I predicted Skua. If the magic realist patch situation had reared its head again that is what I would be reporting. It didn’t raise its head, but sort of raised a lazy eyebrow. Like an amateur Roger Moore or something, so I got a patch tick, but it was a Hobby rather than a Skua, which was nice considering I was trying to seawatch at the time.
So there am I yesterday, wittering on about how Kittiwakes are like buses and then I go back into the patch again today (cos that is what it is about, this patch watching) and lo and behold I get another patch tick! Which is immensely satisfying Dear Reader. And then I chuckle to myself about running with the patch tick and bus analogy a bit further for my own amusement and your enduring tedium no doubt. In another universe, it seems that a blogger who may be known to some of you has made much the same observation in a very similar situation.

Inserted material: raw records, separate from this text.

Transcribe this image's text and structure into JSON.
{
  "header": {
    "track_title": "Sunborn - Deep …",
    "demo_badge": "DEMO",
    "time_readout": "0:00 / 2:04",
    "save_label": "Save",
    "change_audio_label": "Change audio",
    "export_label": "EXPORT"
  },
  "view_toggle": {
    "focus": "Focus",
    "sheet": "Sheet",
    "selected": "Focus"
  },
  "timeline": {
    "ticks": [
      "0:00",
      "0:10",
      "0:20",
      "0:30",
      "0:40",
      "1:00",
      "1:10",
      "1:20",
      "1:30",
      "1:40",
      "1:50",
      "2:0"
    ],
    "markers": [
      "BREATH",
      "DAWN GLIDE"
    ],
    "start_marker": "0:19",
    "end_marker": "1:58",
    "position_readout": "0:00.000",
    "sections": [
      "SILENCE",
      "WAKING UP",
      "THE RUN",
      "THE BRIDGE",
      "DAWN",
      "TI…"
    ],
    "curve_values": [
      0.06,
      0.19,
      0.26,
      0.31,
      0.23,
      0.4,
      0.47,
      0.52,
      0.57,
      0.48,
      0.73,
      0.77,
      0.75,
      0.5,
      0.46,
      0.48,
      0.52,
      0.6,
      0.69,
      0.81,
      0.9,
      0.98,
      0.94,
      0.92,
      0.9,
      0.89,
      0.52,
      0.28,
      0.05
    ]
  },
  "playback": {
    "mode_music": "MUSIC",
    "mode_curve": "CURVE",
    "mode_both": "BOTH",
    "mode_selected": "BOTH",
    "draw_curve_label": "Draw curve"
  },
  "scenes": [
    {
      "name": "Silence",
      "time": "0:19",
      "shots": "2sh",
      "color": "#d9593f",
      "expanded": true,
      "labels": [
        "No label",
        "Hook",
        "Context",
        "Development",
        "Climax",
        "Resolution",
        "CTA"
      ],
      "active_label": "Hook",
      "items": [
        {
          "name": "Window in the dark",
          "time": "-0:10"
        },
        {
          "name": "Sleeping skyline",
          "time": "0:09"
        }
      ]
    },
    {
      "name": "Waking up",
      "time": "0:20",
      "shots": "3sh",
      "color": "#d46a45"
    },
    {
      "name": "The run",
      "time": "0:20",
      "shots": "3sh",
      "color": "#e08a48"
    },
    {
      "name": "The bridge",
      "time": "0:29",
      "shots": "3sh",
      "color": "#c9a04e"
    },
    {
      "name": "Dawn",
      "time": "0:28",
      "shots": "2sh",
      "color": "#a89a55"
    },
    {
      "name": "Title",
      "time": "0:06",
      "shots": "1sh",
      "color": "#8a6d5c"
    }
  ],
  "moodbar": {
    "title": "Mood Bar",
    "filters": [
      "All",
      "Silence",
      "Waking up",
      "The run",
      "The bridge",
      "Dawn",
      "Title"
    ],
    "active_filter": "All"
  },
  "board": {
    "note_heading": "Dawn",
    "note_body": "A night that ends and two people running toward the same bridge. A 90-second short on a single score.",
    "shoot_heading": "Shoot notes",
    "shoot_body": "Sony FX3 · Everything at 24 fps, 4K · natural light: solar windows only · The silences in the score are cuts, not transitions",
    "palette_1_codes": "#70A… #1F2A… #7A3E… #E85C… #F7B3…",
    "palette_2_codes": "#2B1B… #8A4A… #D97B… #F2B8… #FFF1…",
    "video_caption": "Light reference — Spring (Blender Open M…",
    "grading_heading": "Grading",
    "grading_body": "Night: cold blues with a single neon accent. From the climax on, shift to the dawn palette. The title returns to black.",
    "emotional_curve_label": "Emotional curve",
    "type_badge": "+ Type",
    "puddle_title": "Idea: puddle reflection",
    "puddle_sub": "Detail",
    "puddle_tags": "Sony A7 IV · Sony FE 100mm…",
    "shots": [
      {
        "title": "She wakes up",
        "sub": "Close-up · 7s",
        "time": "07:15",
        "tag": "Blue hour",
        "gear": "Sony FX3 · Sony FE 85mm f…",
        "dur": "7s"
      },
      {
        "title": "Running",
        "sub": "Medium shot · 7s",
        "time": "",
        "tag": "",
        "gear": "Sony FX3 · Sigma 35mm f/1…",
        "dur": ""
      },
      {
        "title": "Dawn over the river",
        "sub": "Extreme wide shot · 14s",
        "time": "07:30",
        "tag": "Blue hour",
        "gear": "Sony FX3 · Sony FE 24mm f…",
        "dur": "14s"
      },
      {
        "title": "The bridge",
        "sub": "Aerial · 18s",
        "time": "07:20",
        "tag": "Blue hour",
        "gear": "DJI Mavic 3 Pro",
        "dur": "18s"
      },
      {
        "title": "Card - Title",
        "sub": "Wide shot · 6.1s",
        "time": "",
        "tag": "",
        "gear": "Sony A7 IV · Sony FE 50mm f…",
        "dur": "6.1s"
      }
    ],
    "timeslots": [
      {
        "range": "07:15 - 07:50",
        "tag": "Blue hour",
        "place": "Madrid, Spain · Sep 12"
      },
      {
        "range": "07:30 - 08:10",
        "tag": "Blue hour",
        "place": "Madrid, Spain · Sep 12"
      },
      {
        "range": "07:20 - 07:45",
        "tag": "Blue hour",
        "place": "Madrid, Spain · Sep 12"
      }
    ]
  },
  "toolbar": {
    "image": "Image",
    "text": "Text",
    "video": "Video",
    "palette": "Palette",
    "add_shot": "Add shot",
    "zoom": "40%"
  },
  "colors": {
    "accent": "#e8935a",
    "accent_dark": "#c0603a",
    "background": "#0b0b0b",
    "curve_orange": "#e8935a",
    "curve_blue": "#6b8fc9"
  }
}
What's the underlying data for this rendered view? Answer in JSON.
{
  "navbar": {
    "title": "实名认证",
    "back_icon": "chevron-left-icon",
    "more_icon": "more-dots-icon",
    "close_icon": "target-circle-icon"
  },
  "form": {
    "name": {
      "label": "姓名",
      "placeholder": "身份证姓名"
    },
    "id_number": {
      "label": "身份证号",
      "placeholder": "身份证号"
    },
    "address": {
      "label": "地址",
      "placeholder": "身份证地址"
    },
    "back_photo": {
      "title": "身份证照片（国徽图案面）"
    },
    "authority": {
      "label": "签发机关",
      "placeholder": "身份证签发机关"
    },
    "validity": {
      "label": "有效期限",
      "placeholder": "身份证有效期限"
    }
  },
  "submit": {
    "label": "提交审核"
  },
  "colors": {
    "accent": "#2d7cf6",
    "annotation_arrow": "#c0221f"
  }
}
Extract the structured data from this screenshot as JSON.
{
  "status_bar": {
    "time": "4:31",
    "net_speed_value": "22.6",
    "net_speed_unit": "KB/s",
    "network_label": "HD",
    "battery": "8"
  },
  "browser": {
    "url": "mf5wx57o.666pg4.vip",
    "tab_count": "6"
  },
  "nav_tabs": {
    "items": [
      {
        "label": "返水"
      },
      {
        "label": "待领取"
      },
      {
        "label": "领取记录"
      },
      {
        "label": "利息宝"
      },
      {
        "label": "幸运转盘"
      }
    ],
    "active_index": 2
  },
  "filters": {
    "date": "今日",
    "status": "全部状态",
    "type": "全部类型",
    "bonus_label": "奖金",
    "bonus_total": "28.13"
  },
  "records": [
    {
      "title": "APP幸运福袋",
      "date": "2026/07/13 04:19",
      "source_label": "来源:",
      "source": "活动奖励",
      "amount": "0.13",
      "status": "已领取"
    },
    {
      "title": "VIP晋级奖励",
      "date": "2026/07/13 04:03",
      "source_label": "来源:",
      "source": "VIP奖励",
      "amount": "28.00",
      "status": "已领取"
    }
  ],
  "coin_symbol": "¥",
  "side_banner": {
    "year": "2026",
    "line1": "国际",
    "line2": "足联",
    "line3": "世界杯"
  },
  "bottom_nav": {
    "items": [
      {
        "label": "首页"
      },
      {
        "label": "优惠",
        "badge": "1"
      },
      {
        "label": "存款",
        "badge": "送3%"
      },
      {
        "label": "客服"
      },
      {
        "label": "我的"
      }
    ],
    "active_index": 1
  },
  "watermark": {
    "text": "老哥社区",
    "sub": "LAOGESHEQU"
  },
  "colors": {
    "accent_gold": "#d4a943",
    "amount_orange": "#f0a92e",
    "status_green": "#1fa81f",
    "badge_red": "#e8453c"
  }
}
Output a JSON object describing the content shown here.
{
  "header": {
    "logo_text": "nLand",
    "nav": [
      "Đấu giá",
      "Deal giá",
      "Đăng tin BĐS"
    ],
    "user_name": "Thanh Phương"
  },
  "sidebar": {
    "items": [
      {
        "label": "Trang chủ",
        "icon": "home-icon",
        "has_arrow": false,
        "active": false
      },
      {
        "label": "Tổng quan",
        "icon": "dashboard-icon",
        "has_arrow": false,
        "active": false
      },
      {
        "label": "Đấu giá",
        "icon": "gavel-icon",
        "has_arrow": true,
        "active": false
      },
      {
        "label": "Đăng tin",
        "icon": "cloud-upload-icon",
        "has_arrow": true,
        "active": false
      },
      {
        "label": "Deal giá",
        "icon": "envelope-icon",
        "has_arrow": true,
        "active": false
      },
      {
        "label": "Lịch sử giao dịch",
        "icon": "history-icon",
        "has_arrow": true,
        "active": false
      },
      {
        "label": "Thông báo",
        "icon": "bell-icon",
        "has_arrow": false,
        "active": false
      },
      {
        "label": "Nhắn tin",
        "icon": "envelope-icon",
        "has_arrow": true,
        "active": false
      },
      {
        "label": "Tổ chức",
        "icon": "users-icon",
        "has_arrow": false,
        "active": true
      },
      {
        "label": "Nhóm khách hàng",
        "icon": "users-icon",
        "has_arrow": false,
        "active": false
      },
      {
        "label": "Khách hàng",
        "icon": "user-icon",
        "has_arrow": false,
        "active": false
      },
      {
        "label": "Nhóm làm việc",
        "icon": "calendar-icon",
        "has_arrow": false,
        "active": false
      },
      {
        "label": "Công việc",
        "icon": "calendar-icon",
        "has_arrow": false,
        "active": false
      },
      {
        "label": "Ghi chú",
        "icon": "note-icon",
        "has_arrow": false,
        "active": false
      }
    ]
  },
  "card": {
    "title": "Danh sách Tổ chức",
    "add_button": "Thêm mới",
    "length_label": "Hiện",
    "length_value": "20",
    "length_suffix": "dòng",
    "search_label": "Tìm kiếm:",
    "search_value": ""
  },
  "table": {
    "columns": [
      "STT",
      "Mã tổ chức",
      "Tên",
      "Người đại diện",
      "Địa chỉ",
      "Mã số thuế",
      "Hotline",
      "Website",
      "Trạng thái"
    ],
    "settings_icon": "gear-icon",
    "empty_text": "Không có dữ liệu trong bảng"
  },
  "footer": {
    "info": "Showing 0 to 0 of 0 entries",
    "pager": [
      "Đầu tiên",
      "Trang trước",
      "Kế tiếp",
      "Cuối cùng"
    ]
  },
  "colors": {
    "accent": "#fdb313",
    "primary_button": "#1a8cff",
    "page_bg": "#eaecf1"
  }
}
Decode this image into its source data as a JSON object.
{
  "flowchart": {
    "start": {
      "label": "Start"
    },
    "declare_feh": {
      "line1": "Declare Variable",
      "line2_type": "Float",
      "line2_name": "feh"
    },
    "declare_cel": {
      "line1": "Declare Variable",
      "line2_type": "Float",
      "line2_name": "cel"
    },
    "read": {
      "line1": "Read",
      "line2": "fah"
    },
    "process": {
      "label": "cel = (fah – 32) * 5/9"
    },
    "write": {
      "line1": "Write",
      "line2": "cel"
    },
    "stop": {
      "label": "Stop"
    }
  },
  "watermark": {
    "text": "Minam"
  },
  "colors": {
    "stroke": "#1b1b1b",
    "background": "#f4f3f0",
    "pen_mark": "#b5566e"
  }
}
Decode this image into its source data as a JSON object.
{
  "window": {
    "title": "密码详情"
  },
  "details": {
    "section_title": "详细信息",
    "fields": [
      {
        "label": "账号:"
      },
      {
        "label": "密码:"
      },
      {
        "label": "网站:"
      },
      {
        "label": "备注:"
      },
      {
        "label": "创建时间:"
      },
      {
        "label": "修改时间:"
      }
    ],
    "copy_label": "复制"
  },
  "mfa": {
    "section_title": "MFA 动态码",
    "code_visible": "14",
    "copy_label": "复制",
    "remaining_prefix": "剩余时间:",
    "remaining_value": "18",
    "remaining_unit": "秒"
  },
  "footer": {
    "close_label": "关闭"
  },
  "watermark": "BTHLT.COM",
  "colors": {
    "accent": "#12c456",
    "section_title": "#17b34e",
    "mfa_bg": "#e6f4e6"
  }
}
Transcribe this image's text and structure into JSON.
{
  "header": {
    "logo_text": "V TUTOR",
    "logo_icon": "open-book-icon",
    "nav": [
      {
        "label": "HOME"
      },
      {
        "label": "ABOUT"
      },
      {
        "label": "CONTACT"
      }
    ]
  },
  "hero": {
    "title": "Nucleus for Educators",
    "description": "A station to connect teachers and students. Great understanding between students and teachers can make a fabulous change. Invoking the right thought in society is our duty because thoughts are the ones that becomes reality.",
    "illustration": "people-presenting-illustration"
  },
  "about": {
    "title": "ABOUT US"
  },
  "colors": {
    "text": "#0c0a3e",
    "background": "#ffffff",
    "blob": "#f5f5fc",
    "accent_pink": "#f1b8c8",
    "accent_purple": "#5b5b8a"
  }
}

There you have it, not only are bird blogs very similar (another topic of ‘discussion’) but the same amusing analogies are independently used to illustrate a similar point. I’m fairly sure that this is illustrative of very little, but noted nonetheless.
Anyway, the Hobby was chasing a Swift and it was abso-bloody-lutely first class. You may be hoping for a photo, but from the moment I had it in the bins (close in and being shadowed by a couple of gulls while soaring) until it became a spec in the distance of the optics I couldn’t take my eyes off it for a second. In between this, it had changed from soaring to flat-out in an instant as it chased the almost unchaseable. Tells you something about the quality of the spectacle I expect.
Kittiwakes are. You never thought that before did you? Well I can assure you that round here it seems that they are. After a tip-off from a local birder that a juvenile Kittiwake had been seen flying past, I parked my derrier on the beach this morning for little ol’ seawatch.
Started off with a Guillemot feeding quite close in followed by a quintet of Common Scoter flying past – winter ticks (not year ticks, but the first since before we pretended it was summer). Then, would you adamandeve it, a bloody juvenile Kittiwake flew past! And then a couple of minutes later, another juvenile Kittiwake flew past! Buses you see. Not having seen them in the patch before, this makes it a patch tick. But then, another two flew into view! I was, by this point, talking out loud and saying rude words about buses.
And then I remembered that pointy clicky thingy, and took what we would call a record shot. Patch tick in the bag. Skuas next then…
This one isn’t too taxing (geddit?), and so far is one of the plants that I am reasonably confident in the ID – Sea Campion Silene uniflora.
campion doing ‘aren’t you awful’
The pan species list now exceeds 100 species, which is a milestone of sorts but there remains plenty still to ID still of all kinds of stuff. The other day I spent some time watching some Ichneumon suspiciosus – no really.
That, Dear Reader, is a Red Soldier Beetle Rhagonycha fulva. I am more certain of this identification than I am of any chafer of any kind. But how much attention did you pay to the picture? Other than the ‘yellow flowered plant that looks like many other yellow plants that I haven’t worked out how to identify yet’ did you see another patch tick? Oh, yes – they are coming so thick and fast that I cannot keep up the documentary evidence (don’t worry, it’ll give me something to do in winter). Behold…
caterpillar doing warning
That is the caterpillar of the Cinnabar Moth Tyria jacobaeae. A question raises it’s head. Is it legitimate to tick a caterpillar for a moth that you haven’t seen (albeit only in the patch). Isn’t that a bit like ticking a bird’s egg?